INPUT MATERIAL Block Start

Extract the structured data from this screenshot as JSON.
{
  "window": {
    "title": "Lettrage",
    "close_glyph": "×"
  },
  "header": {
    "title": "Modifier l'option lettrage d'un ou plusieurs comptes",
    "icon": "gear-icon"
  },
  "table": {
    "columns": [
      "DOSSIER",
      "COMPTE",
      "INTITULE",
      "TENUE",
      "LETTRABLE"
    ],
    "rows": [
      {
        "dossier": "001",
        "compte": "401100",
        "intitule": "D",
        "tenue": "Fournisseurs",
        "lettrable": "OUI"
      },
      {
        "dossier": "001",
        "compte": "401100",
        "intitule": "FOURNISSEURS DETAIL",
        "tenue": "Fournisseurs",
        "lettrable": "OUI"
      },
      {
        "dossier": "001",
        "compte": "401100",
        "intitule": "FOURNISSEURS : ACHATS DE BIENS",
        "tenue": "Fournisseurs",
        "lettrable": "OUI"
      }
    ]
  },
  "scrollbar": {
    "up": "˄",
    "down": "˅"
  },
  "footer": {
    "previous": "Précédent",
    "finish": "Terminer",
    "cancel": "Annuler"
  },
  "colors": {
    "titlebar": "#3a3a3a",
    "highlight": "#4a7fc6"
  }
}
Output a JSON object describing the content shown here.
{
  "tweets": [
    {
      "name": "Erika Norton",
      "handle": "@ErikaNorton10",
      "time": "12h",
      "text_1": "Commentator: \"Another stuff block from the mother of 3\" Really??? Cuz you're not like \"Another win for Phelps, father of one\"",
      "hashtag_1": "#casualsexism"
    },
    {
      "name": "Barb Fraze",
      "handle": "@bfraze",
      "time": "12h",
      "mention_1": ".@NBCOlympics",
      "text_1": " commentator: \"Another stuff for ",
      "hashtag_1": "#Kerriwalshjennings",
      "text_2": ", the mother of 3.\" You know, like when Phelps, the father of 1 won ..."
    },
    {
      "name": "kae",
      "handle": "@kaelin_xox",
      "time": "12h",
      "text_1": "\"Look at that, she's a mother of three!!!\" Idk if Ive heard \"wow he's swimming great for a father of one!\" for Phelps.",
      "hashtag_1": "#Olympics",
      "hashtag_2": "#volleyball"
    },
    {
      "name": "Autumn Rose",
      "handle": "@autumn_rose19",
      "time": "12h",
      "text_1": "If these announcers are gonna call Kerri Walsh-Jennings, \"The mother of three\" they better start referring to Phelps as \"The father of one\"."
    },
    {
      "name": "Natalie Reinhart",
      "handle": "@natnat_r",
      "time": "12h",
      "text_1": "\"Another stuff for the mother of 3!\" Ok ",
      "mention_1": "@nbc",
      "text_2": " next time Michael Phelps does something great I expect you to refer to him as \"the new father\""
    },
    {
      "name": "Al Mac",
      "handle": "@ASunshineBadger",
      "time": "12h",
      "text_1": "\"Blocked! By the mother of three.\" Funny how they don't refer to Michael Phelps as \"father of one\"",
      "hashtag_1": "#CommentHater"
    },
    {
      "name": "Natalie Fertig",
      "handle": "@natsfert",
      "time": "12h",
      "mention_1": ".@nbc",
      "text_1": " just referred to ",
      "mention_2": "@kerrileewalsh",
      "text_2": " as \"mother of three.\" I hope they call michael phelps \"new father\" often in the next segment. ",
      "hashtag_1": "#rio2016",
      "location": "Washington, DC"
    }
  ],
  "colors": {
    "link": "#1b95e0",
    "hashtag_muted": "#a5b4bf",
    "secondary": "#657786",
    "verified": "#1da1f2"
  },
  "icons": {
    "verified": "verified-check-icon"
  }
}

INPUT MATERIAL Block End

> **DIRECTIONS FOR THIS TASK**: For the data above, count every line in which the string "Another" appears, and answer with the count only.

> **THE COMPLETED TASK**: 3